Sir Gustav Nossal has a vision to bring molecular biology to the institute. Luckily for him, a young Suzanne Cory is homesick and Jerry Adams is in love.
The Adams-Cory laboratory goes on to produce major impacts into the understanding of immunology and the development of cancer.
On honeymoon in 1969, Suzanne Cory was introducing her American husband Jerry Adams to her hometown and her alma mater, the University of Melbourne, when she spotted a display of a just-published book. Sir Frank Macfarlane Burnet’s autobiography Changing Patterns would alter the course of their lives, and of medical research in Australia.
The couple had met at the MRC Laboratory for Molecular Biology in Cambridge, England, the crucible of genetic research. Poised to launch careers in the exploding discipline they were being courted by pace-setting institutions. It seemed inevitable that they would take up invitations to work in Europe or the US. Trouble was, young Cory was homesick.

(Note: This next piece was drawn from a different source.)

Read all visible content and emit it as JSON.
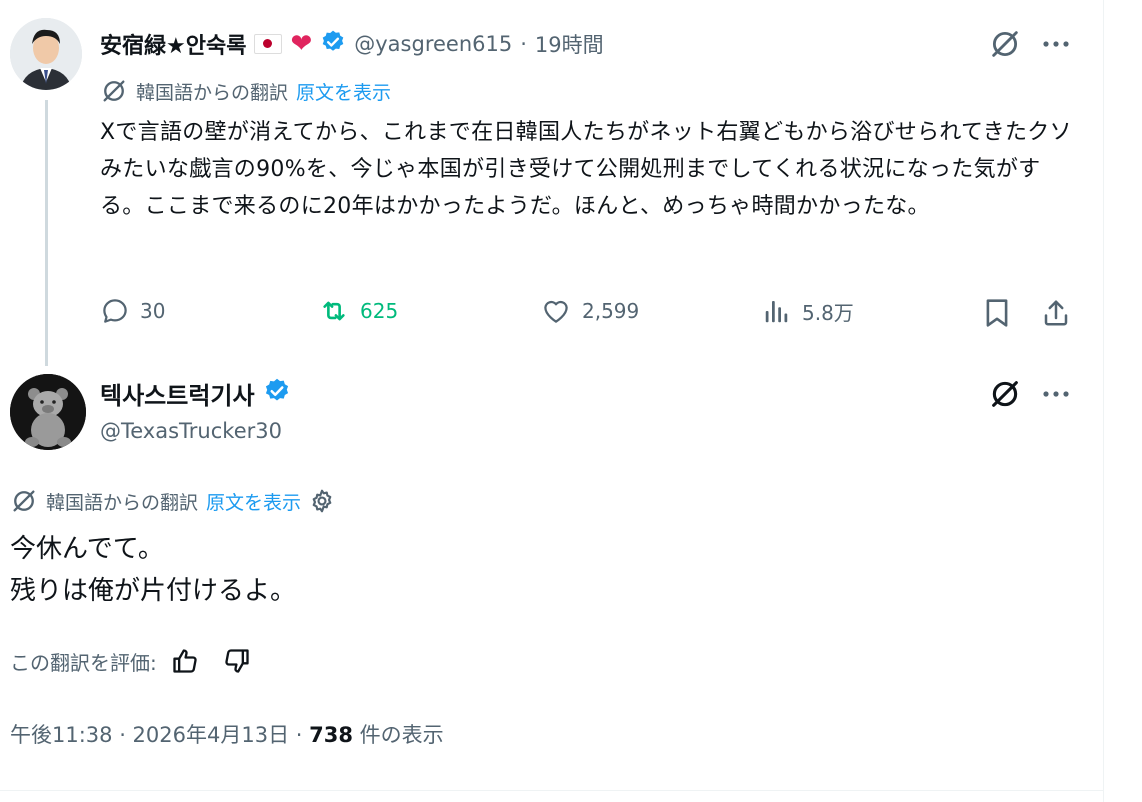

“I missed my family, and I missed the landscape and the sense of humor,” she yearned to come back to Australia to work, “but it didn’t seem fair on Jerry”. Molecular biology had barely crept into the undergraduate syllabus in Australian universities. She didn’t imagine that there would be any place here for their expertise until Burnet’s book prodded recollection of the Walter and Eliza Hall Institute, which he had lead for 21 years until 1965.

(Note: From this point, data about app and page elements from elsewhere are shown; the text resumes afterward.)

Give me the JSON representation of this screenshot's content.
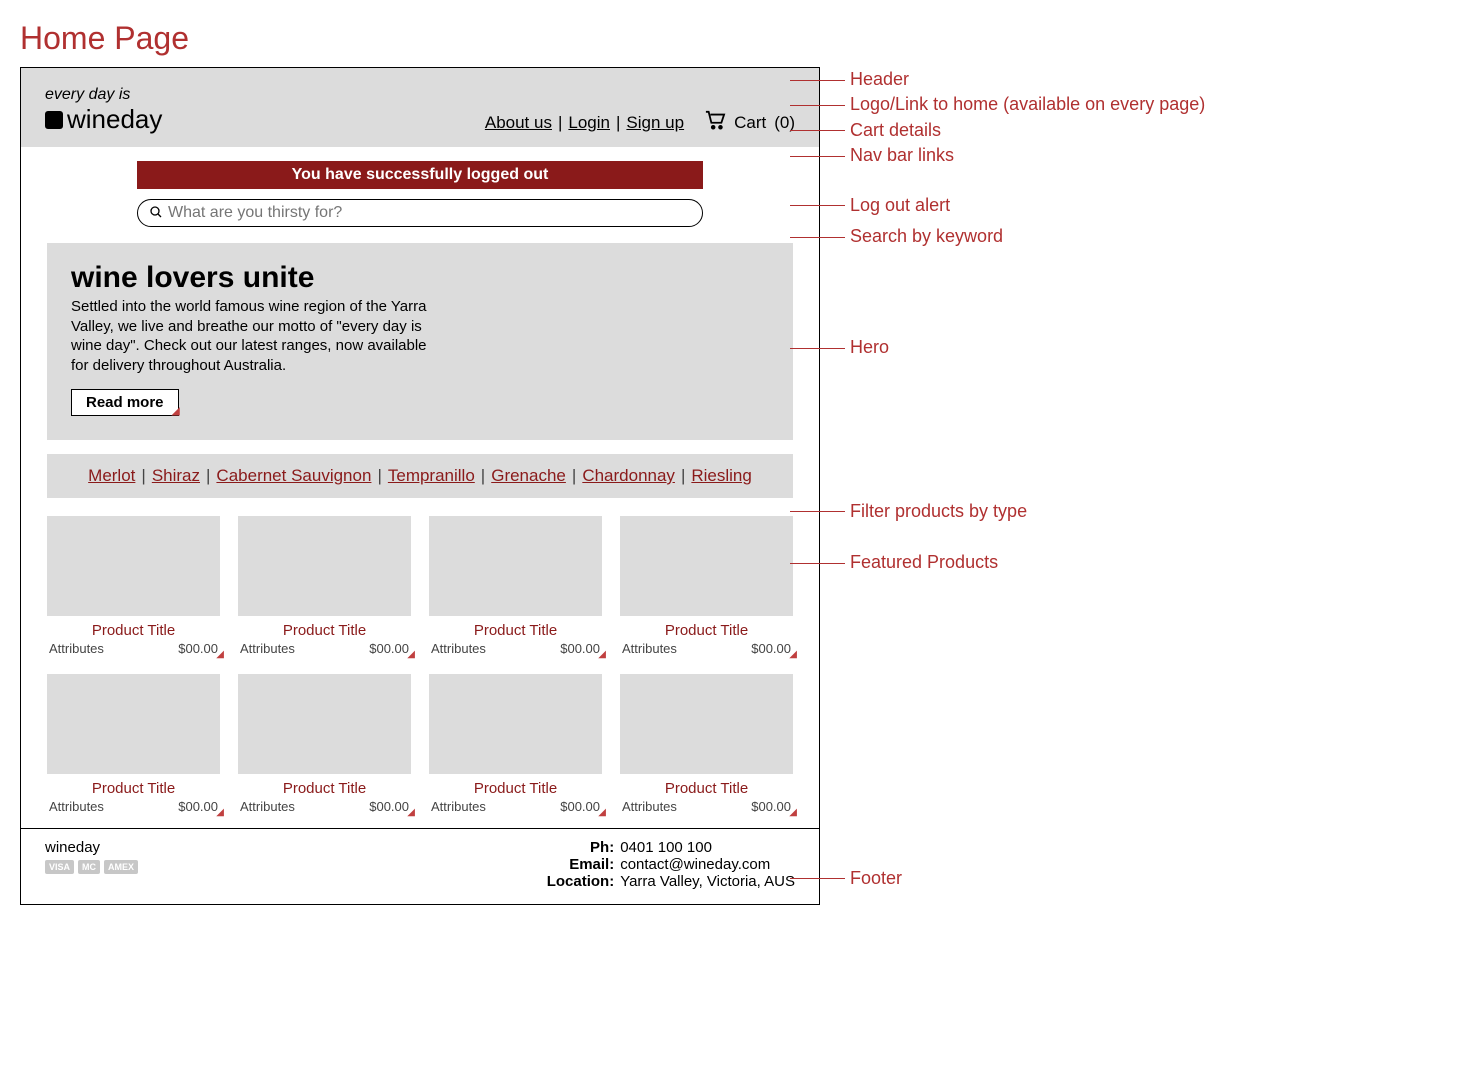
{
  "page_label": "Home Page",
  "header": {
    "tagline": "every day is",
    "brand": "wineday",
    "nav_links": [
      "About us",
      "Login",
      "Sign up"
    ],
    "cart_label": "Cart",
    "cart_count": "(0)"
  },
  "alert": {
    "text": "You have successfully logged out"
  },
  "search": {
    "placeholder": "What are you thirsty for?"
  },
  "hero": {
    "title": "wine lovers unite",
    "body": "Settled into the world famous wine region of the Yarra Valley, we live and breathe our motto of \"every day is wine day\". Check out our latest ranges, now available for delivery throughout Australia.",
    "button": "Read more"
  },
  "filters": [
    "Merlot",
    "Shiraz",
    "Cabernet Sauvignon",
    "Tempranillo",
    "Grenache",
    "Chardonnay",
    "Riesling"
  ],
  "products": [
    {
      "title": "Product Title",
      "attributes": "Attributes",
      "price": "$00.00"
    },
    {
      "title": "Product Title",
      "attributes": "Attributes",
      "price": "$00.00"
    },
    {
      "title": "Product Title",
      "attributes": "Attributes",
      "price": "$00.00"
    },
    {
      "title": "Product Title",
      "attributes": "Attributes",
      "price": "$00.00"
    },
    {
      "title": "Product Title",
      "attributes": "Attributes",
      "price": "$00.00"
    },
    {
      "title": "Product Title",
      "attributes": "Attributes",
      "price": "$00.00"
    },
    {
      "title": "Product Title",
      "attributes": "Attributes",
      "price": "$00.00"
    },
    {
      "title": "Product Title",
      "attributes": "Attributes",
      "price": "$00.00"
    }
  ],
  "footer": {
    "brand": "wineday",
    "payment_badges": [
      "VISA",
      "MC",
      "AMEX"
    ],
    "contact": {
      "ph_label": "Ph:",
      "ph": "0401 100 100",
      "email_label": "Email:",
      "email": "contact@wineday.com",
      "location_label": "Location:",
      "location": "Yarra Valley, Victoria, AUS"
    }
  },
  "annotations": {
    "header": "Header",
    "logo": "Logo/Link to home (available on every page)",
    "cart": "Cart details",
    "nav": "Nav bar links",
    "alert": "Log out alert",
    "search": "Search by keyword",
    "hero": "Hero",
    "filter": "Filter products by type",
    "products": "Featured Products",
    "footer": "Footer"
  }
}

“I didn’t know much about the institute, though I had been educated across the road. But Sir Gustav Nossal had given a guest lecture towards the end of my degree, and you never forget him,” she says.
As soon as we walked in the door and started talking to people we knew they were the kind of scientists we were used to. They were in a totally different field – it was all cellular immunology then. But they were as excited about science as we were.
The couple was “looking for a place that was world class, where we could tackle big questions.” Might they have found it in Melbourne?
They pursued this notion in Switzerland, where as postdoctoral researchers they began their enduring and internationally lauded scientific partnership. They arranged to meet Nossal, who was visiting on sabbatical. “We were rather chagrined when he said we could apply (to the institute) as postdocs – we thought we were past that stage.”
Undeterred they sought him out again. “We were in the corridor at the World Health Organisation in Geneva. And Don was there, and he sort of held people at bay while we had this conversation with Gus.
“The reason we were so willing to shift into immunology was that we were quite fascinated by the boldness of the concepts it had developed. There were some really big, important questions being asked.
“We were quite convinced molecular biology was going to open up immunology, and that the time was right to move into this more complex system. And we managed to convinced Gus.”
Invited to start a laboratory in molecular biology at the institute, they excitedly drafted their requirements and dispatched the equipment wish list to Melbourne. But when they arrived in 1971 they were shown into an empty storeroom with a couple of benches, a fume hood and some apparatus they assumed were museum pieces (they weren’t). They set to work.
It was three years before they had their first big breakthrough – a major insight into the structure of messenger RNA that gained international interest and more grants. “Our science started going well thanks to this wonderful institute, and we ended up spending our entire careers here,” says Cory.
She still sounds surprised. With hindsight it seems natural that molecular biology entered the institute then, opening the way to gene cloning in the nick of time for the institute to become a force in the genetic revolution. “But it was a huge gamble, on all sides.
Somebody without Gus’ vision would not have taken the gamble. And if I hadn’t been so homesick I would not have taken the gamble. And if Jerry had not been so in love he wouldn’t have taken the gamble.
And yet the planets aligned. The Adams-Cory laboratory had a major impact on the understanding of immunology and the development of cancer.